The Middle Tennessee State University Scholars Academy for freshmen has a twofold plan for their individual success.
Part of the aim for what became the largest Scholars Academy freshman summer institute (357 students this year compared to 312 a year ago) includes "positioning them to not only be successful for now, but for next year and the next seasons of their life," said Vincent Windrow, assistant vice provost for Student Success.
The Scholars Academy, a part of the Office of Student Success, was created to serve all students with emphasis on the needs of first-generation and Pell Grant-eligible students. There are academic, social and long-term impacts.
To learn more about the Scholars Academy, visit http://www.mtsu.edu/studentsuccess/scholars-academy.php.
The students in this year's recently concluded academy attended University 1010 classes, study skills workshops, team-building exercises and leadership training and participated in the summer reading program ("Hillbilly Elegy" by author J.D. Vance) and service-learning projects.
"The one consistent variable is that they are all first-year students, first time in college, first time being 18, first time away from home, first time living in a dorm and first time parents were not supervising their actions," Windrow said.
One of the highlights was a one-day trip to Louisville, Kentucky, to visit the Muhammad Ali Museum. Windrow said it's "transformational" for the teenagers.
"One of the reasons we go to Louisville is it aligns with our aims and our values," he said. "The Muhammad Ali who died two years ago was not the Muhammad Ali when he was a younger man as Cassius Clay and 'The Louisville Lip.' He evolved."
"Life is about being fluid, not static," Windrow added. "Higher education is about higher learning and higher doing, and, ultimately, that's what Scholars Academy is about. We want to provide these students with an environment that allows them to learn and position them to have more positive interactions in MTSU's diverse community."
Typically, these students will be "more engaged, more will be retained and more will graduate," he said, adding, "student success starts in the classroom. The instruction they receive (from 12 faculty members) will help them in the fall."
Jackson Orlowski, 18, of Knoxville, Tennessee, and Knox Catholic High School graduate, said the 14-day institute "helped as far as getting used to the campus, meeting people early and setting up in your dorm. There was team bonding where you get to know the group really well."
Orlowski plans to major in advertising in the College of Media and Entertainment.
Tommy Curry, 18, of Memphis, Tennessee, and a Christian Brothers High School grad, liked how Scholars Academy students receive three extra credit hours.
"It helps us prepare how to study," the journalism major said, adding they took part in a scavenger hunt and attended an MTSU women's soccer game.
In addition to agreeing to participate in all institute events for the Aug. 11-24 program, the only requirements were a $45 fee and two canned goods -- one for the MTSU Student Food Pantry and one for the Rutherford County Food Bank.

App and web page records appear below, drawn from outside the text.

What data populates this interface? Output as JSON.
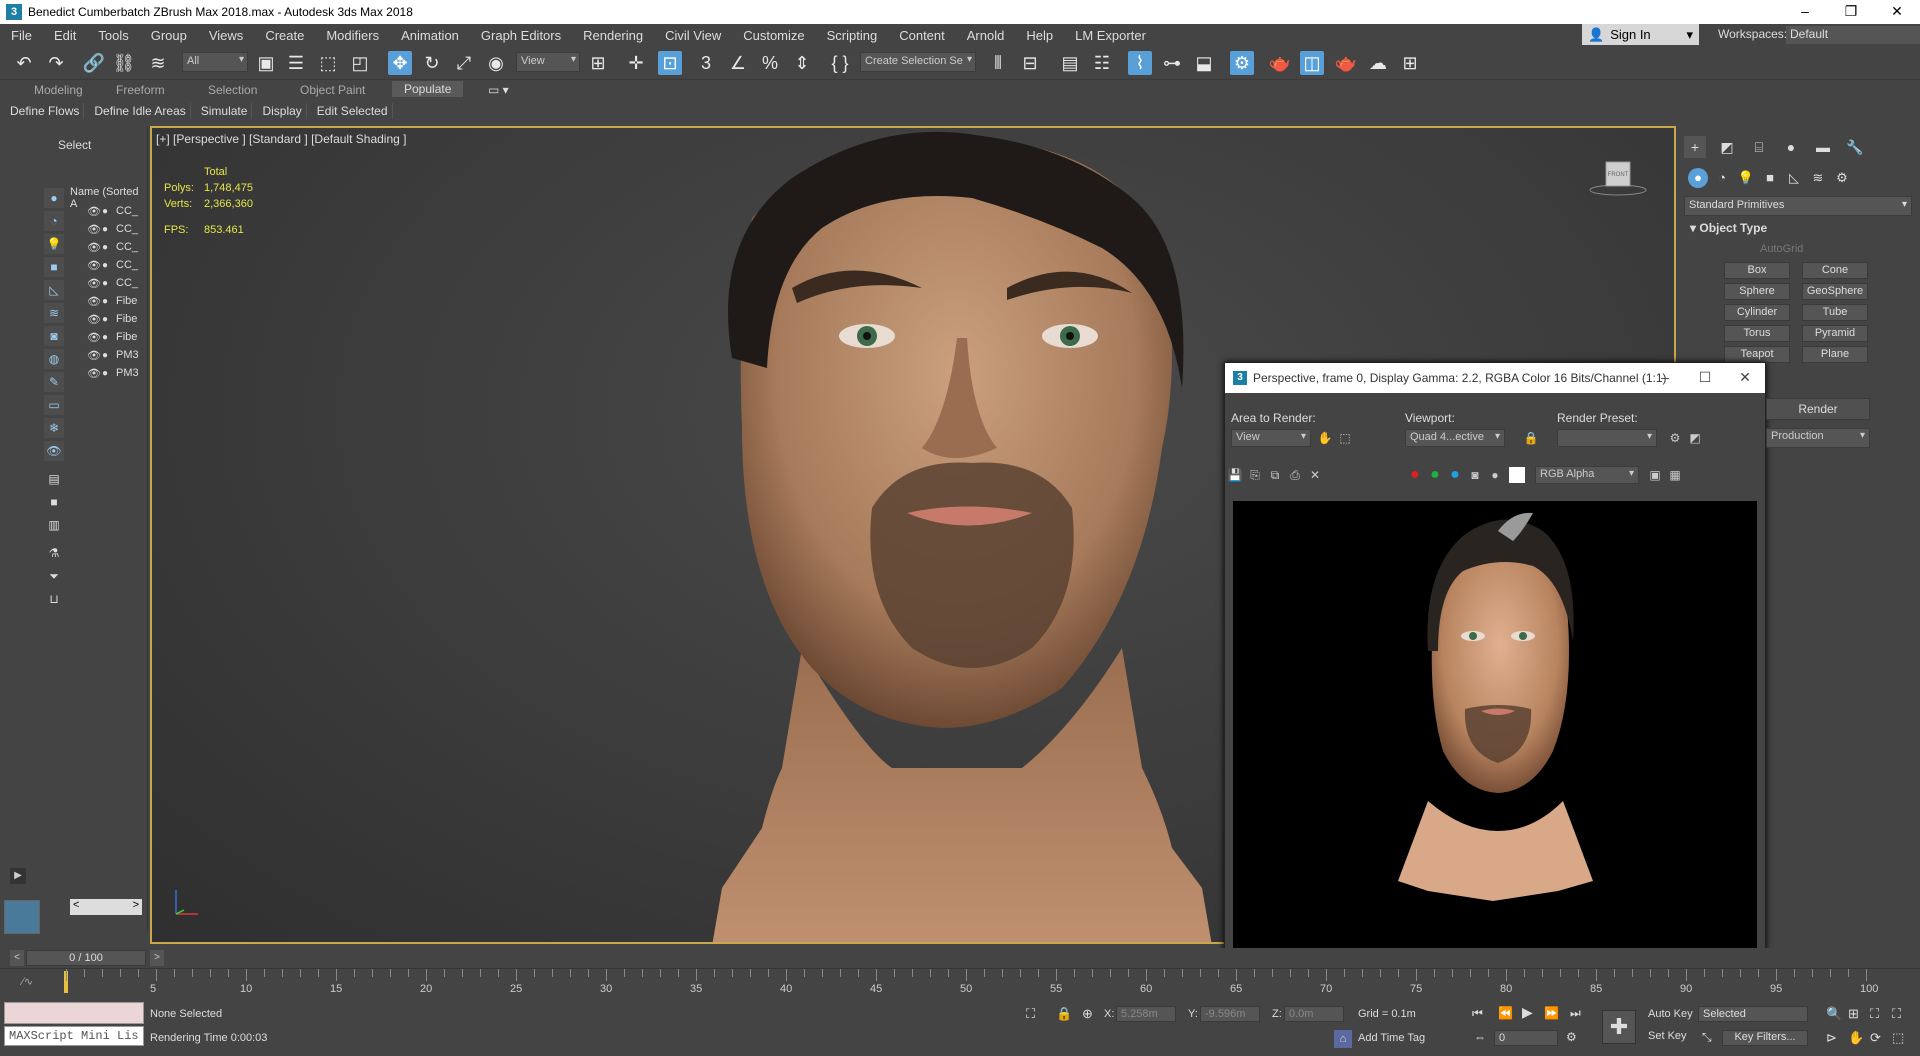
{
  "window": {
    "title": "Benedict Cumberbatch ZBrush Max 2018.max - Autodesk 3ds Max 2018",
    "app_icon": "3"
  },
  "menu": [
    "File",
    "Edit",
    "Tools",
    "Group",
    "Views",
    "Create",
    "Modifiers",
    "Animation",
    "Graph Editors",
    "Rendering",
    "Civil View",
    "Customize",
    "Scripting",
    "Content",
    "Arnold",
    "Help",
    "LM Exporter"
  ],
  "account": {
    "sign_in": "Sign In",
    "workspaces_label": "Workspaces:",
    "workspace_value": "Default"
  },
  "toolbar": {
    "filter_value": "All",
    "ref_coord_value": "View",
    "selection_set_value": "Create Selection Se"
  },
  "ribbon": {
    "tabs": [
      "Modeling",
      "Freeform",
      "Selection",
      "Object Paint",
      "Populate"
    ],
    "active_tab": "Populate",
    "subtabs": [
      "Define Flows",
      "Define Idle Areas",
      "Simulate",
      "Display",
      "Edit Selected"
    ]
  },
  "scene_explorer": {
    "select_label": "Select",
    "column_header": "Name (Sorted A",
    "items": [
      "CC_",
      "CC_",
      "CC_",
      "CC_",
      "CC_",
      "Fibe",
      "Fibe",
      "Fibe",
      "PM3",
      "PM3"
    ]
  },
  "viewport": {
    "label": "[+] [Perspective ] [Standard ] [Default Shading ]",
    "stats": {
      "total_label": "Total",
      "polys_label": "Polys:",
      "polys_value": "1,748,475",
      "verts_label": "Verts:",
      "verts_value": "2,366,360",
      "fps_label": "FPS:",
      "fps_value": "853.461"
    },
    "viewcube_label": "FRONT"
  },
  "render_window": {
    "title": "Perspective, frame 0, Display Gamma: 2.2, RGBA Color 16 Bits/Channel (1:1)",
    "area_label": "Area to Render:",
    "area_value": "View",
    "viewport_label": "Viewport:",
    "viewport_value": "Quad 4...ective",
    "preset_label": "Render Preset:",
    "preset_value": "",
    "render_button": "Render",
    "production_value": "Production",
    "channel_value": "RGB Alpha"
  },
  "command_panel": {
    "category": "Standard Primitives",
    "rollout_title": "Object Type",
    "autogrid": "AutoGrid",
    "buttons": [
      "Box",
      "Cone",
      "Sphere",
      "GeoSphere",
      "Cylinder",
      "Tube",
      "Torus",
      "Pyramid",
      "Teapot",
      "Plane"
    ]
  },
  "timeline": {
    "frame_display": "0 / 100",
    "ticks": [
      5,
      10,
      15,
      20,
      25,
      30,
      35,
      40,
      45,
      50,
      55,
      60,
      65,
      70,
      75,
      80,
      85,
      90,
      95,
      100
    ]
  },
  "status": {
    "maxscript_label": "MAXScript Mini Lis",
    "selection": "None Selected",
    "render_time": "Rendering Time  0:00:03",
    "x_label": "X:",
    "x_value": "5.258m",
    "y_label": "Y:",
    "y_value": "-9.596m",
    "z_label": "Z:",
    "z_value": "0.0m",
    "grid": "Grid = 0.1m",
    "add_time_tag": "Add Time Tag",
    "auto_key": "Auto Key",
    "set_key": "Set Key",
    "selected_value": "Selected",
    "key_filters": "Key Filters...",
    "frame_value": "0"
  },
  "colors": {
    "accent": "#5aa0d8",
    "viewport_border": "#c9a74b",
    "stats_text": "#e6e64a"
  }
}
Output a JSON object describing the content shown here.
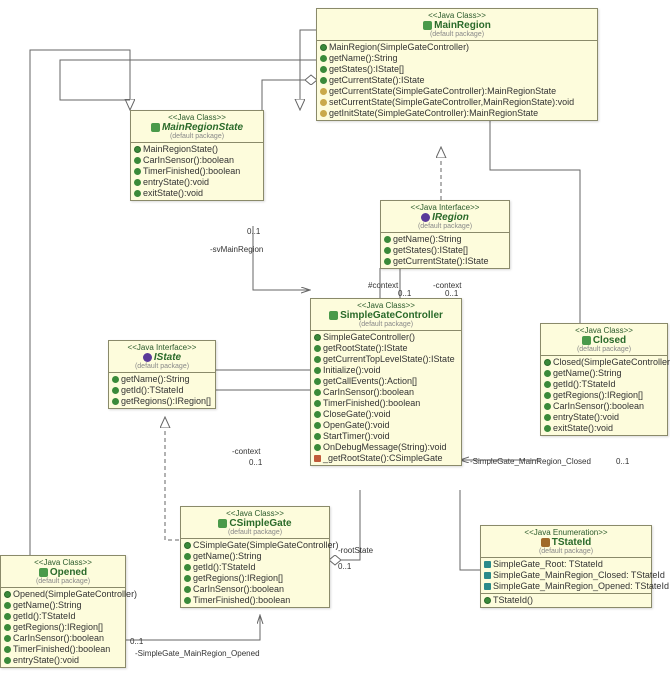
{
  "stereotypes": {
    "class": "<<Java Class>>",
    "iface": "<<Java Interface>>",
    "enum": "<<Java Enumeration>>"
  },
  "pkg": "(default package)",
  "classes": {
    "MainRegion": {
      "name": "MainRegion",
      "members": [
        {
          "v": "ctor",
          "t": "MainRegion(SimpleGateController)"
        },
        {
          "v": "pub",
          "t": "getName():String"
        },
        {
          "v": "pub",
          "t": "getStates():IState[]"
        },
        {
          "v": "pub",
          "t": "getCurrentState():IState"
        },
        {
          "v": "prot",
          "t": "getCurrentState(SimpleGateController):MainRegionState"
        },
        {
          "v": "prot",
          "t": "setCurrentState(SimpleGateController,MainRegionState):void"
        },
        {
          "v": "prot",
          "t": "getInitState(SimpleGateController):MainRegionState"
        }
      ]
    },
    "MainRegionState": {
      "name": "MainRegionState",
      "members": [
        {
          "v": "ctor",
          "t": "MainRegionState()"
        },
        {
          "v": "pub",
          "t": "CarInSensor():boolean"
        },
        {
          "v": "pub",
          "t": "TimerFinished():boolean"
        },
        {
          "v": "pub",
          "t": "entryState():void"
        },
        {
          "v": "pub",
          "t": "exitState():void"
        }
      ]
    },
    "IRegion": {
      "name": "IRegion",
      "members": [
        {
          "v": "pub",
          "t": "getName():String"
        },
        {
          "v": "pub",
          "t": "getStates():IState[]"
        },
        {
          "v": "pub",
          "t": "getCurrentState():IState"
        }
      ]
    },
    "SimpleGateController": {
      "name": "SimpleGateController",
      "members": [
        {
          "v": "ctor",
          "t": "SimpleGateController()"
        },
        {
          "v": "pub",
          "t": "getRootState():IState"
        },
        {
          "v": "pub",
          "t": "getCurrentTopLevelState():IState"
        },
        {
          "v": "pub",
          "t": "Initialize():void"
        },
        {
          "v": "pub",
          "t": "getCallEvents():Action[]"
        },
        {
          "v": "pub",
          "t": "CarInSensor():boolean"
        },
        {
          "v": "pub",
          "t": "TimerFinished():boolean"
        },
        {
          "v": "pub",
          "t": "CloseGate():void"
        },
        {
          "v": "pub",
          "t": "OpenGate():void"
        },
        {
          "v": "pub",
          "t": "StartTimer():void"
        },
        {
          "v": "pub",
          "t": "OnDebugMessage(String):void"
        },
        {
          "v": "stat",
          "t": "_getRootState():CSimpleGate"
        }
      ]
    },
    "IState": {
      "name": "IState",
      "members": [
        {
          "v": "pub",
          "t": "getName():String"
        },
        {
          "v": "pub",
          "t": "getId():TStateId"
        },
        {
          "v": "pub",
          "t": "getRegions():IRegion[]"
        }
      ]
    },
    "Closed": {
      "name": "Closed",
      "members": [
        {
          "v": "ctor",
          "t": "Closed(SimpleGateController)"
        },
        {
          "v": "pub",
          "t": "getName():String"
        },
        {
          "v": "pub",
          "t": "getId():TStateId"
        },
        {
          "v": "pub",
          "t": "getRegions():IRegion[]"
        },
        {
          "v": "pub",
          "t": "CarInSensor():boolean"
        },
        {
          "v": "pub",
          "t": "entryState():void"
        },
        {
          "v": "pub",
          "t": "exitState():void"
        }
      ]
    },
    "CSimpleGate": {
      "name": "CSimpleGate",
      "members": [
        {
          "v": "ctor",
          "t": "CSimpleGate(SimpleGateController)"
        },
        {
          "v": "pub",
          "t": "getName():String"
        },
        {
          "v": "pub",
          "t": "getId():TStateId"
        },
        {
          "v": "pub",
          "t": "getRegions():IRegion[]"
        },
        {
          "v": "pub",
          "t": "CarInSensor():boolean"
        },
        {
          "v": "pub",
          "t": "TimerFinished():boolean"
        }
      ]
    },
    "Opened": {
      "name": "Opened",
      "members": [
        {
          "v": "ctor",
          "t": "Opened(SimpleGateController)"
        },
        {
          "v": "pub",
          "t": "getName():String"
        },
        {
          "v": "pub",
          "t": "getId():TStateId"
        },
        {
          "v": "pub",
          "t": "getRegions():IRegion[]"
        },
        {
          "v": "pub",
          "t": "CarInSensor():boolean"
        },
        {
          "v": "pub",
          "t": "TimerFinished():boolean"
        },
        {
          "v": "pub",
          "t": "entryState():void"
        }
      ]
    },
    "TStateId": {
      "name": "TStateId",
      "literals": [
        "SimpleGate_Root: TStateId",
        "SimpleGate_MainRegion_Closed: TStateId",
        "SimpleGate_MainRegion_Opened: TStateId"
      ],
      "members": [
        {
          "v": "ctor",
          "t": "TStateId()"
        }
      ]
    }
  },
  "edgeLabels": {
    "svMainRegion": "-svMainRegion",
    "contextHash": "#context",
    "context": "-context",
    "rootState": "-rootState",
    "closedEdge": "-SimpleGate_MainRegion_Closed",
    "openedEdge": "-SimpleGate_MainRegion_Opened",
    "mult01a": "0..1",
    "mult01b": "0..1",
    "mult01c": "0..1",
    "mult01d": "0..1",
    "mult01e": "0..1",
    "mult01f": "0..1",
    "mult01g": "0..1"
  }
}
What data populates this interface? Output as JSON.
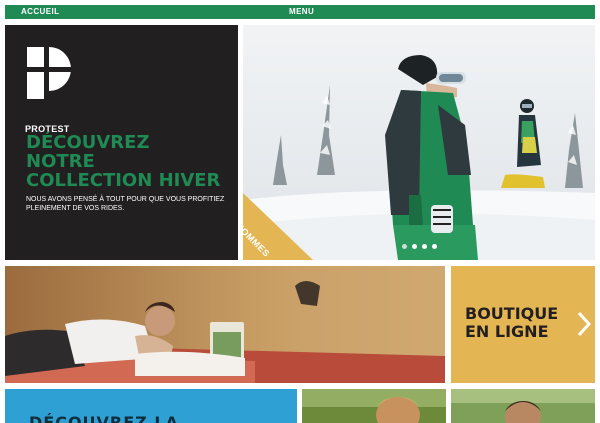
{
  "nav": {
    "home_label": "ACCUEIL",
    "menu_label": "MENU"
  },
  "promo": {
    "brand": "PROTEST",
    "headline_lines": [
      "DÉCOUVREZ",
      "NOTRE",
      "COLLECTION HIVER"
    ],
    "subtext": "NOUS AVONS PENSÉ À TOUT POUR QUE VOUS PROFITIEZ PLEINEMENT DE VOS RIDES."
  },
  "hero": {
    "tag_label": "HOMMES",
    "slide_count": 4,
    "active_slide": 0
  },
  "boutique": {
    "lines": [
      "BOUTIQUE",
      "EN LIGNE"
    ]
  },
  "bottom": {
    "blue_text": "DÉCOUVREZ LA"
  },
  "colors": {
    "nav_green": "#1f8a54",
    "promo_bg": "#221f20",
    "headline_green": "#1f8a54",
    "tag_yellow": "#e3b653",
    "boutique_yellow": "#e3b653",
    "bottom_blue": "#2fa0d4"
  },
  "icons": {
    "logo": "protest-logo-icon",
    "boutique_arrow": "chevron-right-icon"
  }
}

"Giving to the food pantry teaches them to give because they are part of the student population and giving to a larger cause when they give to the food bank," Windrow said.
For more information, call 615-494-8650.